6. Anticipate your responses
When a situation changes, many people need time to make a decision and react. When you don’t anticipate your situation, you can easily make the wrong decision. For the private investigator, this can mean losing sight of a subject or drawing attention to himself or herself. When you are conducting physical surveillance, it’s critical to always be anticipating your next move. What will you do if the subject goes right? What about left? What do I do if they look in my direction? By anticipating and planning your response to each type of situation, you can make faster, higher-quality surveillance decisions.
7. Prepare an explanation for what you're doing
If your surveillance requires you to remain anonymous, you may need to have an alibi or story prepared in the event that you are confronted. You should think through your story and also consider having props in your vehicle or on your person that supports your story. For example, you could have a dog leash in your hand or bags of groceries in the front seat to make your story more believable.
8. Don't be weird or creepy
Private investigators must act appropriately at all times and should not give anyone any reason to suspect them of wrongdoing. This means you will avoid behavior that may be considered questionable, like loitering around a playground or school. It also means that you will be focused and aware of your surroundings at all times. These helpful tips will help you avoid awkward situations that could unintentionally blow your cover.
9. Document because you just never know
Taking notes of your observations is a critical practice to develop as well. Even small observations can provide useful insights into a case. For example, a simple observation of whether the blinds are open or the car is in the garage or driveway can combine with other information to paint a more detailed picture of a situation.
Most importantly, private investigators must remain flexible and adaptive to any particular situation. Each surveillance situation is different and may require a different tactic or technique. Being open to change will make you a more effective private investigator and, ultimately, improve the quality of your surveillance activities.
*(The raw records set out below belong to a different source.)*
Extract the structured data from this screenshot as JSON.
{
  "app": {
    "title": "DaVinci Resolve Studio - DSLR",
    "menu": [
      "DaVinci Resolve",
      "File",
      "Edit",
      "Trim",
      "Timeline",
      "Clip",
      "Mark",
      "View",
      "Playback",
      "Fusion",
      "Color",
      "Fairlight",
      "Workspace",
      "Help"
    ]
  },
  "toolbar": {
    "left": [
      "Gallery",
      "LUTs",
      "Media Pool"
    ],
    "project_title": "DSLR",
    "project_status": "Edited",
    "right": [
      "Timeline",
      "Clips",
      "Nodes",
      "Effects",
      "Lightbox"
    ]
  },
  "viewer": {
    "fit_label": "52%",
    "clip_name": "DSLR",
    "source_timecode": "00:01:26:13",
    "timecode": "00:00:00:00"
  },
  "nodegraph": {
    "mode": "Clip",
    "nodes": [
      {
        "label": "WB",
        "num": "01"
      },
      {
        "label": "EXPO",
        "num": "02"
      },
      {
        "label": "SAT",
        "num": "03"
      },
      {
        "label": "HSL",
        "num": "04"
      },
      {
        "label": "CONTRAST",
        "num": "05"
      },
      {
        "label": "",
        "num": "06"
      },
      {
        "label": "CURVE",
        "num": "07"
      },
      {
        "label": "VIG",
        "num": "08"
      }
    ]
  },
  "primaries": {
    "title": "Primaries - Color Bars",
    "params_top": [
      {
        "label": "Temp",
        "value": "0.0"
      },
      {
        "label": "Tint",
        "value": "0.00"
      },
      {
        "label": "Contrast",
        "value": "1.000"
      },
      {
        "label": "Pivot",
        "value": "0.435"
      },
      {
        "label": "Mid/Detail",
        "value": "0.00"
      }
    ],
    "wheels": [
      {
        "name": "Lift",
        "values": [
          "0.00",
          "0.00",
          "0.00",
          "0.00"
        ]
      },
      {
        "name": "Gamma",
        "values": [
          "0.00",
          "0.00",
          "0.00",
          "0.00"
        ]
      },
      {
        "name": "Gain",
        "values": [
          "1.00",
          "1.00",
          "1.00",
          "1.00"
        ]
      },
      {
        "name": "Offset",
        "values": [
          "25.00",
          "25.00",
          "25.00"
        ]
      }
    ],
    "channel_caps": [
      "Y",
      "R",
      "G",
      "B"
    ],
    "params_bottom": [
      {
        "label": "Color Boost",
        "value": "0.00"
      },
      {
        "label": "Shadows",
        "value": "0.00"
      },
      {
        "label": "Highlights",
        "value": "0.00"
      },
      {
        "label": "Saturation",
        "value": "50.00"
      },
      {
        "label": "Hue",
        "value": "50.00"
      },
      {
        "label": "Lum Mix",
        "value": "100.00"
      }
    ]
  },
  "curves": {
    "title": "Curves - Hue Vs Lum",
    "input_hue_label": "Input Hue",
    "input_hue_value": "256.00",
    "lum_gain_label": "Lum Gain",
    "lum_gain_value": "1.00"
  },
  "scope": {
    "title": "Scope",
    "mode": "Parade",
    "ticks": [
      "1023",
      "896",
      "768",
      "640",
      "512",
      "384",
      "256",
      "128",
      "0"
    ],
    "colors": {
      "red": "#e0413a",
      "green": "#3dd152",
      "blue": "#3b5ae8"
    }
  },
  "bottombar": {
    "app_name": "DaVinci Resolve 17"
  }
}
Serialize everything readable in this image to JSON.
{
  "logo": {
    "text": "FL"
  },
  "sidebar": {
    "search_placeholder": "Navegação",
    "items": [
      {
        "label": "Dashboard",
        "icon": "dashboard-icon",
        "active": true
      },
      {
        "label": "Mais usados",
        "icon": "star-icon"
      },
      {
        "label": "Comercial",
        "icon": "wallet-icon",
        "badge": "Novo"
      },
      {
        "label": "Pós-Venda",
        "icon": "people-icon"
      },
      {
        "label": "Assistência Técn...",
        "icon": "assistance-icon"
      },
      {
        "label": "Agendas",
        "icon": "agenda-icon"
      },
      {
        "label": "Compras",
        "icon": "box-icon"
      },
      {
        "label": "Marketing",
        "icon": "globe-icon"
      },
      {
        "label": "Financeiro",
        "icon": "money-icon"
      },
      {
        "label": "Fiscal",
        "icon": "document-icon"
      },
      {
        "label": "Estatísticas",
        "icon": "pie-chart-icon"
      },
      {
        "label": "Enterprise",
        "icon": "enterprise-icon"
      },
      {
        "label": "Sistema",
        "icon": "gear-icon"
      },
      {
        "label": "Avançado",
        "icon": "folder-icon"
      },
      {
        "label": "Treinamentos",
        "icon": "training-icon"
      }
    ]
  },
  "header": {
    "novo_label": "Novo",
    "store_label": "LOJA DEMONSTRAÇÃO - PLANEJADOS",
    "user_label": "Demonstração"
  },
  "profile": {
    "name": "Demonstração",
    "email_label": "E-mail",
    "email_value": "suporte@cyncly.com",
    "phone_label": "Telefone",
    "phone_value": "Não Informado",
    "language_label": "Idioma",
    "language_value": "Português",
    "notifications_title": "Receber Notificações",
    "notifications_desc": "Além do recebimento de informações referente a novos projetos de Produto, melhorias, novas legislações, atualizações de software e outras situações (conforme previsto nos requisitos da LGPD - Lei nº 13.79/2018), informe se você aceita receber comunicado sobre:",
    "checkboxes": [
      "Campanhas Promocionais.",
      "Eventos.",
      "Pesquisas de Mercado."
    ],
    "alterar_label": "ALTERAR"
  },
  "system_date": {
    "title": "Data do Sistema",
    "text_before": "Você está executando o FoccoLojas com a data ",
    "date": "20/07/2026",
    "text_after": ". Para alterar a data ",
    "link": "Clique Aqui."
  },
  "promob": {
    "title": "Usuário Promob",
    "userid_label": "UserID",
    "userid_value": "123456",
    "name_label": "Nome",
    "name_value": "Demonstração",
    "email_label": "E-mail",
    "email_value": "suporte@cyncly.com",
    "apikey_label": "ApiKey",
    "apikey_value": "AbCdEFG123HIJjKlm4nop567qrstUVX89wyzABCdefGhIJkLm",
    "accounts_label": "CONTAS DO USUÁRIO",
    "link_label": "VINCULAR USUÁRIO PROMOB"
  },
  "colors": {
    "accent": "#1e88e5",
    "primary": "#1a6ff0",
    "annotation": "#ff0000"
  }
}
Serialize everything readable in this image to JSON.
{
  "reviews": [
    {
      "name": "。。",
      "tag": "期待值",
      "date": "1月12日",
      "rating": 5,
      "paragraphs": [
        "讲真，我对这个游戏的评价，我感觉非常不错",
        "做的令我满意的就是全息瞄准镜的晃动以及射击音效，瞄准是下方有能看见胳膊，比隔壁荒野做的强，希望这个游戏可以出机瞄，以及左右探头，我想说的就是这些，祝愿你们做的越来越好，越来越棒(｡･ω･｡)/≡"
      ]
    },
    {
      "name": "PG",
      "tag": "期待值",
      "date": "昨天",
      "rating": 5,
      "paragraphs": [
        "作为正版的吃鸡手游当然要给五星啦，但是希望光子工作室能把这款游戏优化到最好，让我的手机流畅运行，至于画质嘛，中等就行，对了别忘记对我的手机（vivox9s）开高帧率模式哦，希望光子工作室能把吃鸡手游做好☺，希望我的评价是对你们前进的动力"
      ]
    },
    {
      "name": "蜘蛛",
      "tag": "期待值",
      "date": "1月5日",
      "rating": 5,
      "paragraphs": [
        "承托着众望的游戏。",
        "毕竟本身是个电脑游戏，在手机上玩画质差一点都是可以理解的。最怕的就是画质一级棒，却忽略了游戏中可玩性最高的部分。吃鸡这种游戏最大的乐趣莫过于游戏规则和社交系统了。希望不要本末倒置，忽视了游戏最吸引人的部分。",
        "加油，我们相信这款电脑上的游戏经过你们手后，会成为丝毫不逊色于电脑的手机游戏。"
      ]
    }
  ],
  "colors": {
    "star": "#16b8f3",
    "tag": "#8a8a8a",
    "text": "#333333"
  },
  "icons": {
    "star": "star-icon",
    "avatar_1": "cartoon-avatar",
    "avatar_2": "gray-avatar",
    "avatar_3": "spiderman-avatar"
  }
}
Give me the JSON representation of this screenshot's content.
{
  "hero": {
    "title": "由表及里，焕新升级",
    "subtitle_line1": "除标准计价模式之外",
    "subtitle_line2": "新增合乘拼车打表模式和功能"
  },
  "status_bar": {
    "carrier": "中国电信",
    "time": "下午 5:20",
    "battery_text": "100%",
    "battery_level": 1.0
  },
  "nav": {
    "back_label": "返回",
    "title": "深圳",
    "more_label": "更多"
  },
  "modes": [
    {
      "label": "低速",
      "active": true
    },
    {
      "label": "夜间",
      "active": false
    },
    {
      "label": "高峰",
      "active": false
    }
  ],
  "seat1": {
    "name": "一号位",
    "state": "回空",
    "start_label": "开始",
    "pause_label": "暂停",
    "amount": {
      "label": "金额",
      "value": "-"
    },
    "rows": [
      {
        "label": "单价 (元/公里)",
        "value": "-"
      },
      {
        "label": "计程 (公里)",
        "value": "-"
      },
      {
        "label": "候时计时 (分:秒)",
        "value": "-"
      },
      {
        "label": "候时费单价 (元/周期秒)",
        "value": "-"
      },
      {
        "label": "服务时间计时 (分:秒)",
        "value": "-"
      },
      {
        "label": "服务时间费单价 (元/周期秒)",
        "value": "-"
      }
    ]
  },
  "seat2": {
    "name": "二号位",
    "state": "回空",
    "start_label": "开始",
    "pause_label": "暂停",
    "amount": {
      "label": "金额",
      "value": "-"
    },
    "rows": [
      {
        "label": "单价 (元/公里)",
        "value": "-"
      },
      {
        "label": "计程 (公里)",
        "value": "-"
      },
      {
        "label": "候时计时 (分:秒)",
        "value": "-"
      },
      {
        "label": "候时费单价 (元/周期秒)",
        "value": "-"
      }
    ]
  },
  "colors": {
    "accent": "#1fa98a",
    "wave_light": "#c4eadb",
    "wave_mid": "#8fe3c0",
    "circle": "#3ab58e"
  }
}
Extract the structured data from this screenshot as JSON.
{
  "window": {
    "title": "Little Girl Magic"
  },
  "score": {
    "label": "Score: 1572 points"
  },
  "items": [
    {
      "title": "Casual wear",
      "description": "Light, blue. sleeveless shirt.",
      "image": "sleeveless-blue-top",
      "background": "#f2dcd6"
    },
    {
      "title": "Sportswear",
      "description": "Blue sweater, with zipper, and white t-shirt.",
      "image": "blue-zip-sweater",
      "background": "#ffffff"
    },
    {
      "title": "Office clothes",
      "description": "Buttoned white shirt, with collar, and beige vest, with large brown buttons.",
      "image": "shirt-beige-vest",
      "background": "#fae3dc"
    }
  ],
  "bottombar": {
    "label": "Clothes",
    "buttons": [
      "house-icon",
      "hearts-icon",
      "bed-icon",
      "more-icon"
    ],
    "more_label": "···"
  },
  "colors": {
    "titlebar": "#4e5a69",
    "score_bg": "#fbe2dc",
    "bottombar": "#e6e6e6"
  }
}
Interested in learning more? At NITA, we provide a wide selection of online courses for private investigators. We offer courses for people just setting out on their PI certification journey and seasoned private investigators looking to continue their education or maintain their certification.